The leadership election results are more an expression of the losses of the right than they are an expression of a leftwing triumph - for the simple fact that there is not really a coherent ‘DSA left’, but rather a collection of factions on the left that share a general Marxist orientation. Risks for the DSA still abound: chief among them is the potential for an obstructionist bloc comprised of the right and the paid leadership (the ‘full-timers’) to limit the effectiveness of the DSA ‘left wing’. And the votes on political independence still express a fundamental contradiction between word and deed (lots of words on political independence, but very little action) and a lot of hesitation from members, when the question of a break is concretely posed.
Nonetheless, the results from the convention are on the whole encouraging. They should encourage us to push harder towards constructing a unified Marxist wing of the DSA that can present a positive vision of class politics independent of the liberal bourgeoisie. The Marxist forces and the MUG itself have the momentum to do this, but we will need to solidify ourselves as a united front for those politics within the organisation in order to successfully win control from the right.
Personally, I believe the 2023 DSA convention was a resounding success for the Marxist Unity Group. The two NPC candidates we put forward were elected, and we managed to effectively propagate our political message far and wide through the distribution of a daily bulletin (with articles written in real time, responding to events from the previous day) and by selling all the copies that we brought to convention of the MUG’s new book of selected writings, Fight the constitution: for a democratic socialist republic, which is available now on the Cosmonaut magazine web shop.3 Thanks to the Weekly Worker comrades for their guidance on the production of a daily bulletin.
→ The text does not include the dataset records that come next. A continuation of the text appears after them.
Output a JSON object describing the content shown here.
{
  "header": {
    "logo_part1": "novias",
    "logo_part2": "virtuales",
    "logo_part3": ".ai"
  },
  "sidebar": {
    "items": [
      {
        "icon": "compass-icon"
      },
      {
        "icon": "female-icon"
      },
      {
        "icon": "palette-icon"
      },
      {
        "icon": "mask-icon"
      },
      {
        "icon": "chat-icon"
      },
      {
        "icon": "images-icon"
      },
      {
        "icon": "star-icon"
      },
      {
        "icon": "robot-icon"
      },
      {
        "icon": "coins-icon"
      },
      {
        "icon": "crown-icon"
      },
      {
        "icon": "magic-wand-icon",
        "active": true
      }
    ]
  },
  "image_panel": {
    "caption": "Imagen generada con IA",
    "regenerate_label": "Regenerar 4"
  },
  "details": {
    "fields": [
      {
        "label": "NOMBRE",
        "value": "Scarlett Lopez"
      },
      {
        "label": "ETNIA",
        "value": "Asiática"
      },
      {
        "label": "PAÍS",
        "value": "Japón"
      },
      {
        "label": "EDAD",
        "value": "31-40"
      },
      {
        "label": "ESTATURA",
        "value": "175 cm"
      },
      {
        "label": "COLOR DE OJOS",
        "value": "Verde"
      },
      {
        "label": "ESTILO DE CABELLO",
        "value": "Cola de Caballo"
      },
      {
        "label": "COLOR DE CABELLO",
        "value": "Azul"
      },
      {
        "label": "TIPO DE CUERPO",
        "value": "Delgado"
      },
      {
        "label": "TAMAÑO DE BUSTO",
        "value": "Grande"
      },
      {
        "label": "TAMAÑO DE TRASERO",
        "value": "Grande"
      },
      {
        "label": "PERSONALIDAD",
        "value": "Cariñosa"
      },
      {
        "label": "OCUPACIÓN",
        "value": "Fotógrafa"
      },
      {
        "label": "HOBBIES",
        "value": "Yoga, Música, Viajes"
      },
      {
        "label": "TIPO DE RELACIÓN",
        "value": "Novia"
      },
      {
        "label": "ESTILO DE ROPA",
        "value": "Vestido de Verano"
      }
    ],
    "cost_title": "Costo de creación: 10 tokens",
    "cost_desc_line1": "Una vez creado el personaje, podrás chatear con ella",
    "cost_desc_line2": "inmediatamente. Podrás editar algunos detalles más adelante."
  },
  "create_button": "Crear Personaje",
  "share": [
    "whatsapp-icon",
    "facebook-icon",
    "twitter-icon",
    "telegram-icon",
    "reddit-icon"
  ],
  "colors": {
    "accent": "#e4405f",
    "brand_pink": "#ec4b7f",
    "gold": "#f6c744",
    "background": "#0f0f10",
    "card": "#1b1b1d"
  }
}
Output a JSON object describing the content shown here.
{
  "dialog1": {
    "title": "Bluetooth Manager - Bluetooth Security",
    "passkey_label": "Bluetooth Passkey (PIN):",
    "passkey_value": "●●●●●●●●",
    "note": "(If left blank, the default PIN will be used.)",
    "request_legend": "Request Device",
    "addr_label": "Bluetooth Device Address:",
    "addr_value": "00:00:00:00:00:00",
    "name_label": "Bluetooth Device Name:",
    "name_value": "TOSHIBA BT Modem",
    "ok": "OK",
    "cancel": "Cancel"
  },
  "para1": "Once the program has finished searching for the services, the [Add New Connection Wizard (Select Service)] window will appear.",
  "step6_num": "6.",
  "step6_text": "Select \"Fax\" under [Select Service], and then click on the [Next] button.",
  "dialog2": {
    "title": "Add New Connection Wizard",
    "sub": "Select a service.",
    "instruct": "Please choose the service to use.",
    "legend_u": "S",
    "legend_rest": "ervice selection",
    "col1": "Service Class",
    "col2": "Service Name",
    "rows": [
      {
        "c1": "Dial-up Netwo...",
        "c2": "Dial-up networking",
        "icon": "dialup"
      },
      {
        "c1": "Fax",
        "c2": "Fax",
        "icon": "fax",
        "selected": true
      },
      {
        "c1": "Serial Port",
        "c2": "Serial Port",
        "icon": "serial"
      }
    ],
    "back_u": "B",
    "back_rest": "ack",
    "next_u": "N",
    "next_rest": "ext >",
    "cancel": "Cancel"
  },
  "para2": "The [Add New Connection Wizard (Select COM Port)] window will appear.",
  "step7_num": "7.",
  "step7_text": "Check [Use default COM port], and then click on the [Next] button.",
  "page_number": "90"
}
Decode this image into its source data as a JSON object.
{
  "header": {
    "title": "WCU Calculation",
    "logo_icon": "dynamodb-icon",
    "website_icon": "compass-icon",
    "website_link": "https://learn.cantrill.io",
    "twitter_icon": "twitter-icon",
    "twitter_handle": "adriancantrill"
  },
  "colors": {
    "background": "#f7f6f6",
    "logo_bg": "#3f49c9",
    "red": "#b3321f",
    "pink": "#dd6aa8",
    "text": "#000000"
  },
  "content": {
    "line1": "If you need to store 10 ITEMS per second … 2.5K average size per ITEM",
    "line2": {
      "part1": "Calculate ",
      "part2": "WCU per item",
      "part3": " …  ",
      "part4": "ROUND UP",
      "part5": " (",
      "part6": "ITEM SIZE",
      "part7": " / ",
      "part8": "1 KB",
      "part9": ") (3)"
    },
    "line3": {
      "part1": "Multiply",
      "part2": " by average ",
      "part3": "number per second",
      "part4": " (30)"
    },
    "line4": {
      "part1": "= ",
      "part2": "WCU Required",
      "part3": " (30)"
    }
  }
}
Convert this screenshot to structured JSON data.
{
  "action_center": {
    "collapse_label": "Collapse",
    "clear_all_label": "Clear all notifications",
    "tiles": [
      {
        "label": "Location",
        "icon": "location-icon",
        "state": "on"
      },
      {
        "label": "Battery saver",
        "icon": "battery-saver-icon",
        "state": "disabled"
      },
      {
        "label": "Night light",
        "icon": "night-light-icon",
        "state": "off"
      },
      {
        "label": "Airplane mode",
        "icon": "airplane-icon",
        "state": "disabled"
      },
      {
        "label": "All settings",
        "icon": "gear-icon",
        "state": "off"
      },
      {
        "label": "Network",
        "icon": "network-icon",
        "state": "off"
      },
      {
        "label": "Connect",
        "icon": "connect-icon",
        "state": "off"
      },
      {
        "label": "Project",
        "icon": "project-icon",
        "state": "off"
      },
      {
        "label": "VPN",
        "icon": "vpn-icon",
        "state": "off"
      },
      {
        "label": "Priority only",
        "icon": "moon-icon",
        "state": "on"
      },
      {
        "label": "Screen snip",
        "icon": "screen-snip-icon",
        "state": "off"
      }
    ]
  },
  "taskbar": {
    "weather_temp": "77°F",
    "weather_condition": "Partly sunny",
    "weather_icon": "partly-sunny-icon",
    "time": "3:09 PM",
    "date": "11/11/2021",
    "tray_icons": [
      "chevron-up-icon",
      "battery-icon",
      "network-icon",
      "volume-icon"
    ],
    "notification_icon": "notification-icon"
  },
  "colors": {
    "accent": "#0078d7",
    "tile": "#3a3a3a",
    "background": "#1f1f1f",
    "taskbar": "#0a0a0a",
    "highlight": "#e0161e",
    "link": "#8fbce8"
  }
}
The next two years for both the DSA and Marxist Unity Group will be full of much opportunity and risk; all we can do is continue our work of constructing a unified Marxist wing and hope that the 2025 convention will show that the DSA is continuing down the path towards a mass vanguard party, unified around a minimum-maximum programme for socialism.